Taiko Legacy 14 and Reduction 5
– Tsukasa Taiko 21st year Journey –
Tatsu Aoki’s Taiko Legacy and Reduction
The unmistakable sound of Taiko (Japanese drums), typically heard only at seasonal festivals and temples in Japan, is elevated to a new level on the MCA Stage again. The fourteenth-anniversary performance features two distinct programs.
Taiko Legacy 14
Sun, Dec 17 @ 2:00 pm
Celebrating over two decades of artist directed performance, Taiko Legacy is a perennial commemoration bringing together professional contemporary and classical performers alongside enduring community members to produce one of the largest Taiko drumming concerts in the Midwest. The multigenerational ensemble Tsukasa Taiko anchors the traditional musical relationship between shamisen, dance, and taiko. The melodic depths of the taiko ensemble performance are explored using original compositions and arrangements from a broad range of musical styles including ozashiki (geisha chamber music), minyo(folk music), ohayashi (classical/folk/theater music), and matsuri taiko (festival taiko music). This year’s featured guests include Melody Takata and the Gen Ensemble of San Francisco, classical music grandmasters from Japan, Chizuru Kineya, and Takane Umeya, with local classical dance grandmaster Yoshinojo Fujima.

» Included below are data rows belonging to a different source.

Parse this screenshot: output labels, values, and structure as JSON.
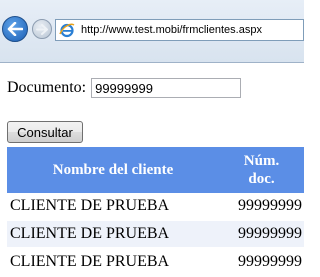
{
  "browser": {
    "url": "http://www.test.mobi/frmclientes.aspx"
  },
  "form": {
    "document_label": "Documento:",
    "document_value": "99999999",
    "submit_label": "Consultar"
  },
  "table": {
    "headers": {
      "name": "Nombre del cliente",
      "doc_line1": "Núm.",
      "doc_line2": "doc."
    },
    "rows": [
      {
        "name": "CLIENTE DE PRUEBA",
        "doc": "99999999"
      },
      {
        "name": "CLIENTE DE PRUEBA",
        "doc": "99999999"
      },
      {
        "name": "CLIENTE DE PRUEBA",
        "doc": "99999999"
      }
    ]
  },
  "colors": {
    "header_bg": "#5b8ee6",
    "alt_row_bg": "#eef2fa"
  }
}
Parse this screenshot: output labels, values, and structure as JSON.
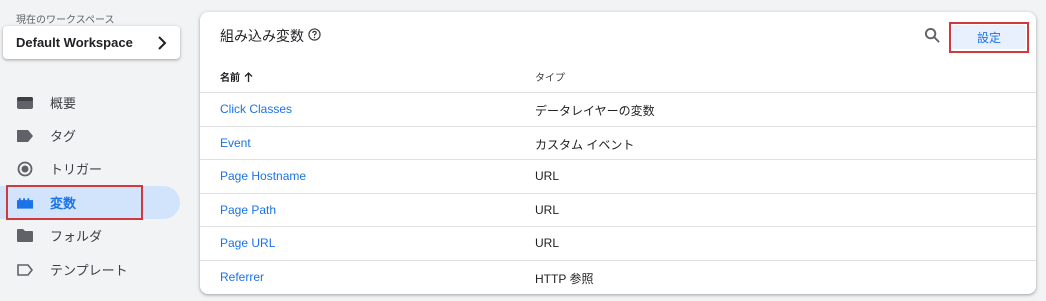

Sat, Dec 16 @ 7:30 pm
Directed by Tatsu Aoki, Reduction is a creative response to the popularity of mainstream taiko drumming, which is stripped of its musical and theatrical elements. This year, Reduction will feature a rare and special debut appearance of traditional Kuruma Ningyo puppetmaster : Koryu Nishikawa V. Performances will incorporate nihon buyo (Japanese classical dance) movements from grandmaster Shunojo Fujima, appearing in inventive combinations accompanied by jazz greats Hamid Drake, Michael Zerang, Nicole Mitchell, Coco Elysses, JoVia Armstrong, Douglas Ewart, and classical music masters Chizuru Kineya, Takane Umeya…and many others.
Special Workshop: KURUMA NINGYO
Sun Dec 17 @ 6 pm | $25 registration
Nearly 150 years ago in the late Edo Period, Nishikawa Koryu I created Hachioji Kuruma Ningyo, a form of puppet theatre. It is called “Kuruma Ningyo” because the puppeteer sits on a small seat with roller wheels (rokuro kuruma) when operating the puppet (ningyo). This small seat allows the puppet and puppeteer to move in unison, providing greater flexibility and realism; distinguishing it from Bunraku, in which three people operate a single puppet.
Nishikawa Koryu became the 5th Headmaster (iemoto) of the Kuruma Ningyo troupe in 1996 and has been studying Kuruma Ningyo puppetry since he was 13 years old.
For more than fifteen years, Nishikawa Koryu V has been performing regularly throughout Japan and the world. Each year, he spends around 100 days on performance tours including the Czech Republic, Sweden, Saipan, Brazil, in far eastern Russia, and the United States.